- _TASK INSTRUCTIONS_: Where in the entries below does "this" appear? Copy every line that has it.

(Data about app and page elements)
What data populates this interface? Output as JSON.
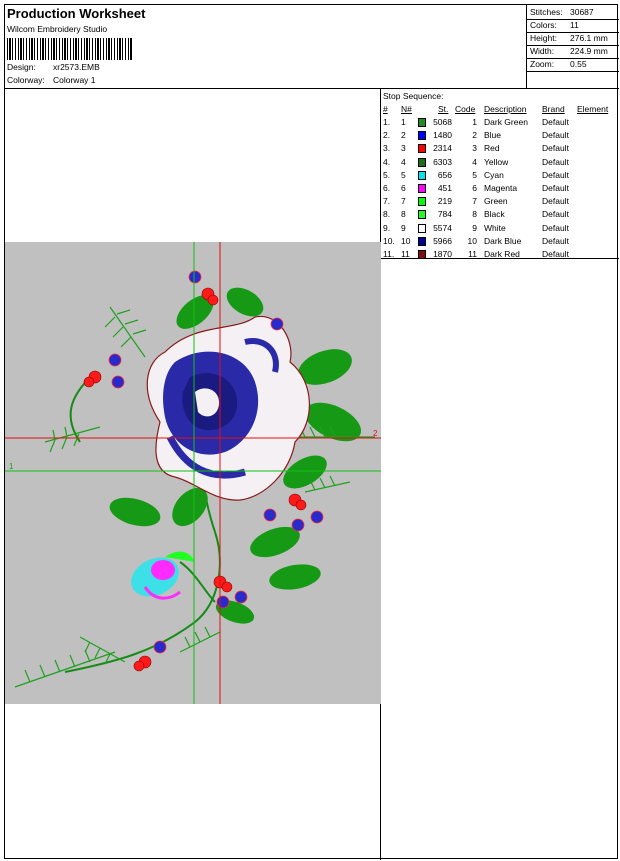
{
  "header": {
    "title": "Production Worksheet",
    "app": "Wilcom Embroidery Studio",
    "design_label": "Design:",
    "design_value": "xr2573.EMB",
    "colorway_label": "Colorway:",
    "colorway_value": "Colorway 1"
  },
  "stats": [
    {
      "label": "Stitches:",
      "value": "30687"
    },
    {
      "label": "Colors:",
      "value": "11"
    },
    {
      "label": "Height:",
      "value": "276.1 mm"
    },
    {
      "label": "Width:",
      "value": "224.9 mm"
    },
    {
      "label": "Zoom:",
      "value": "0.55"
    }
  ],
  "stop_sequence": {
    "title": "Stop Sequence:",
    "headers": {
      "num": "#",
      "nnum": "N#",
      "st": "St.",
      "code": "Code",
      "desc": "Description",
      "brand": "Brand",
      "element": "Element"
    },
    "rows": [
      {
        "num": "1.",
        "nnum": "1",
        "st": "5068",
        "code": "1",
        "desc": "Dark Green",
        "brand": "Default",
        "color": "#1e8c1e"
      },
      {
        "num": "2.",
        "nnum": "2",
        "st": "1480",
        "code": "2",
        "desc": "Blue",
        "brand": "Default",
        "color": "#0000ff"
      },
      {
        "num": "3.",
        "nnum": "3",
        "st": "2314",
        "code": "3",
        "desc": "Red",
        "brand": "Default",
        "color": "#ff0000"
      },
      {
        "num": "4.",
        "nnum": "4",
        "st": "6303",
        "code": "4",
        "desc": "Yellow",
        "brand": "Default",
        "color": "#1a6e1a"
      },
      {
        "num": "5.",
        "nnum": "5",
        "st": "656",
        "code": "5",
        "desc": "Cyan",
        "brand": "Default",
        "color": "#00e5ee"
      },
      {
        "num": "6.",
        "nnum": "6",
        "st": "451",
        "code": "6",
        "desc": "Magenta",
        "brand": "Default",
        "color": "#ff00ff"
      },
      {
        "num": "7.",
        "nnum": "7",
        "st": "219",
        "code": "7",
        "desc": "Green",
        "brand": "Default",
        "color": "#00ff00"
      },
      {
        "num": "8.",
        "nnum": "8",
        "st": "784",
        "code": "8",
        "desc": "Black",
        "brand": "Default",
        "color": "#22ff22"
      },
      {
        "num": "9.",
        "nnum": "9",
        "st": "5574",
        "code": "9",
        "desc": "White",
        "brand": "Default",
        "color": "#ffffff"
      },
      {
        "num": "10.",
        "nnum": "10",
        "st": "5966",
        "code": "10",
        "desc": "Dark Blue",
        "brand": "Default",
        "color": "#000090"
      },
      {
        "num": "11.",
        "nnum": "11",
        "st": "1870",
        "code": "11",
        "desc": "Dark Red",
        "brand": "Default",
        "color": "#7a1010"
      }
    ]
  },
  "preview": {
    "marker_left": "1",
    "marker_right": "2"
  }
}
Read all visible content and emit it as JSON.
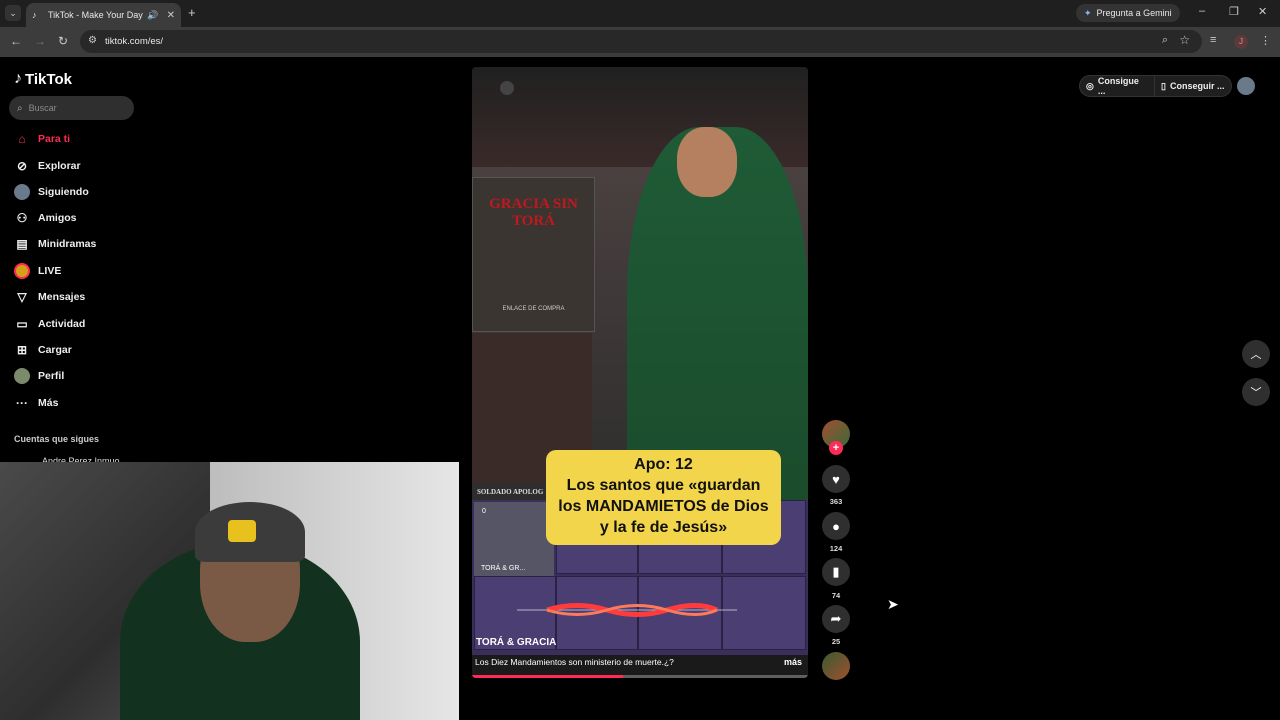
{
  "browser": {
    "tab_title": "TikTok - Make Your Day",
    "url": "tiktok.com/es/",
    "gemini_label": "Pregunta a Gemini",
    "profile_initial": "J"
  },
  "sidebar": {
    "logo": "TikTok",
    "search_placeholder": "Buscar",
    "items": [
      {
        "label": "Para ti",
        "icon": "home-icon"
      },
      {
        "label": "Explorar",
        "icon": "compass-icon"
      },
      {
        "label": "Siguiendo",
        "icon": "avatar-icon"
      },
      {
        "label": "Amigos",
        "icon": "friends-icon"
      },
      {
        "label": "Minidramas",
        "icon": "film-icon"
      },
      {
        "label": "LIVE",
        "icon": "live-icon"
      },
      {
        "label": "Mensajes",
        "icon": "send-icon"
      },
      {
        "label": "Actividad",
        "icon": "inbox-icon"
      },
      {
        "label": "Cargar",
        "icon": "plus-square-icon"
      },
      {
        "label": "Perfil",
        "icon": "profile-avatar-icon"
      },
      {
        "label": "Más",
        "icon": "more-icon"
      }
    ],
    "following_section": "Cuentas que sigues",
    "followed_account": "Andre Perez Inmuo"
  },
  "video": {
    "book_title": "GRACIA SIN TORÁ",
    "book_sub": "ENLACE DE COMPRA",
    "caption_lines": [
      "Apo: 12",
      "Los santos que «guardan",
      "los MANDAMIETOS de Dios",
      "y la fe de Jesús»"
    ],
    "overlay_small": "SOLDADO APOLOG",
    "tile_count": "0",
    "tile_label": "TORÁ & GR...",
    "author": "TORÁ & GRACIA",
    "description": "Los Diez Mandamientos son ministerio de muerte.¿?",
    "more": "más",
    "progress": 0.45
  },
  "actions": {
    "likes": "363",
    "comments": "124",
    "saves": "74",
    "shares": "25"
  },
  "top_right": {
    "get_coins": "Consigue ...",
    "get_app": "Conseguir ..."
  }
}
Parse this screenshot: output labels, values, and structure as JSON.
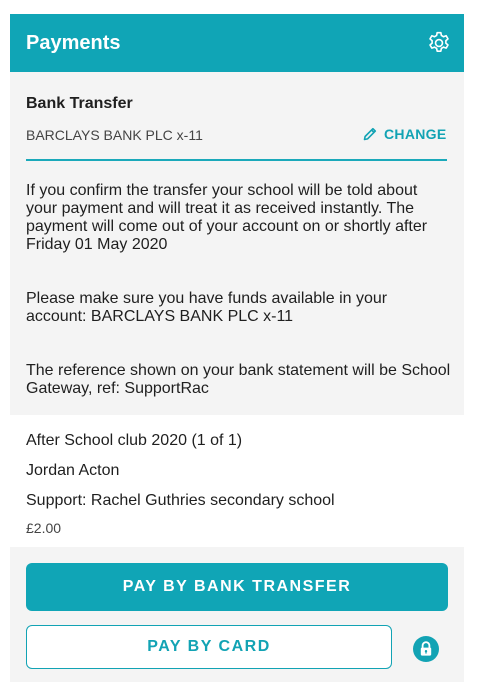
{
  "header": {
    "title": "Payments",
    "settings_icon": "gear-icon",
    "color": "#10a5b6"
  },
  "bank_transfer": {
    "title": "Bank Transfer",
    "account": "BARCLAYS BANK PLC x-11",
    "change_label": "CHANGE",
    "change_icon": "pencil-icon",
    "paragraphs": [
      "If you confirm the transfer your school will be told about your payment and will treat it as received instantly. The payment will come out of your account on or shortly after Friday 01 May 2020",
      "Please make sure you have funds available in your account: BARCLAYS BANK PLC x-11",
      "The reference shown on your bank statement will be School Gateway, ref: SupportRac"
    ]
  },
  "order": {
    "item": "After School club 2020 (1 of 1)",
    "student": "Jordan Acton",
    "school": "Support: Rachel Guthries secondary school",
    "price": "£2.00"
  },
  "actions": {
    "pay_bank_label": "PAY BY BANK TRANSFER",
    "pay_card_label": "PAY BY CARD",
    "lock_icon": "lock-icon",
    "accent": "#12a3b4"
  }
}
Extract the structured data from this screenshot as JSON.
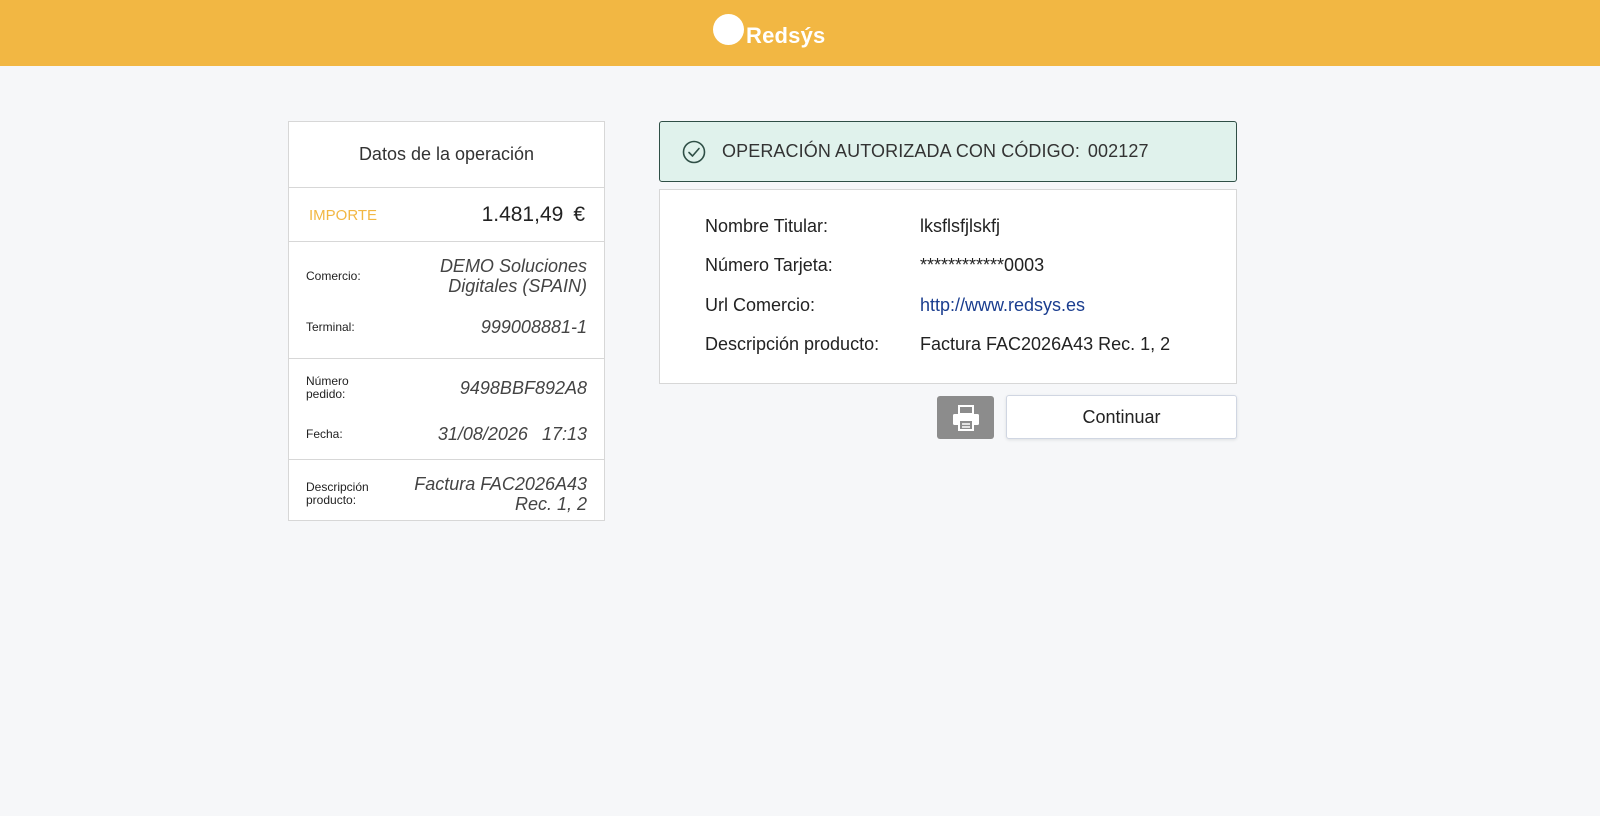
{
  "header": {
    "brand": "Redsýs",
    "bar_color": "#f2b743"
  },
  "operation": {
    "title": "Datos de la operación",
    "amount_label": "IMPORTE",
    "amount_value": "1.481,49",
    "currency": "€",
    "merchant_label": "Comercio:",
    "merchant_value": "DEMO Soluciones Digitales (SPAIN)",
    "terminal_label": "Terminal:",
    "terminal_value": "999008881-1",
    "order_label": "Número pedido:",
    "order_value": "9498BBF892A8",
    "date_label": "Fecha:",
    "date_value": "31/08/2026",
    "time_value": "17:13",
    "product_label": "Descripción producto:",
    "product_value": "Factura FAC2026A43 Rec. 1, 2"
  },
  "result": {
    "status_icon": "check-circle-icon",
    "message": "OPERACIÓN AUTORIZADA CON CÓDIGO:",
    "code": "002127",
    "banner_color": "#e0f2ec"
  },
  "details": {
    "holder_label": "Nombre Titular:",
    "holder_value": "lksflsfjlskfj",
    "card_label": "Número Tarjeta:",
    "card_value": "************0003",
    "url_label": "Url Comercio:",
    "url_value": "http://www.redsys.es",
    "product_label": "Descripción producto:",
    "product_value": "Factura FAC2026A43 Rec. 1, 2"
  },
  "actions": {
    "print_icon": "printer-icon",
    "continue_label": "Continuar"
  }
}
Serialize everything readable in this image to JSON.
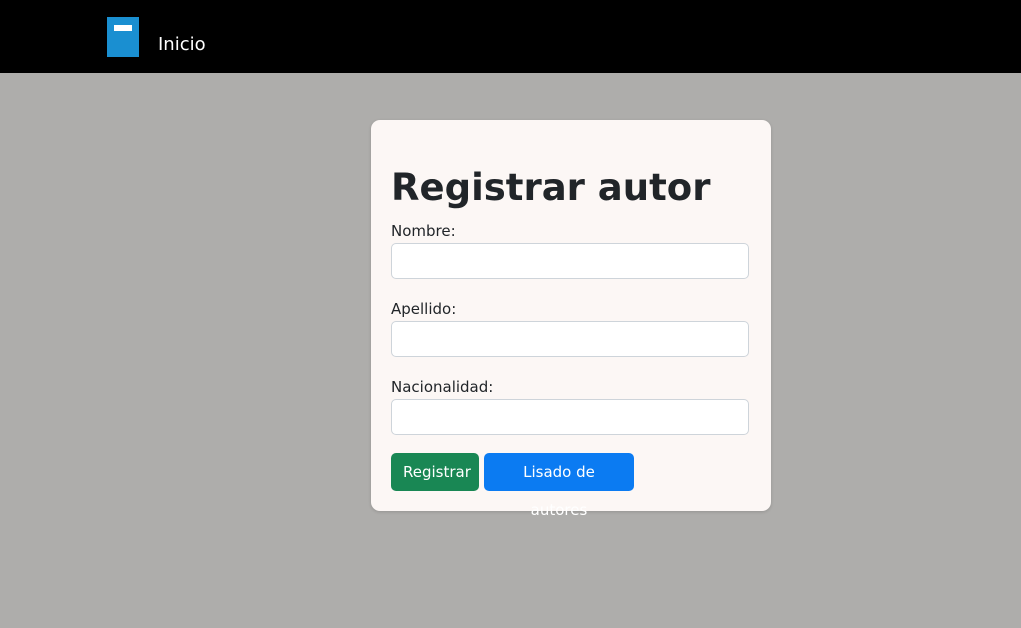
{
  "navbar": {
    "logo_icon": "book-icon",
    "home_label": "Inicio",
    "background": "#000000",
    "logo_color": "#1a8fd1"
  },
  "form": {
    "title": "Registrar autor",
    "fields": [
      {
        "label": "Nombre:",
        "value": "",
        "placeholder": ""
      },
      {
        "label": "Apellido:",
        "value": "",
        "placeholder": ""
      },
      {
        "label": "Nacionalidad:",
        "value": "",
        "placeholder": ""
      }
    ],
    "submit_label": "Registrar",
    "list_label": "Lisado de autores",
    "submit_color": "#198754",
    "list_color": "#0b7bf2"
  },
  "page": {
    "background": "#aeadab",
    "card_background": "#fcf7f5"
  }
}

- _RESPONSE_:
What data populates this interface? Output as JSON.
Parse this screenshot: output labels, values, and structure as JSON.
Extract the structured data from this screenshot as JSON.
Serialize everything readable in this image to JSON.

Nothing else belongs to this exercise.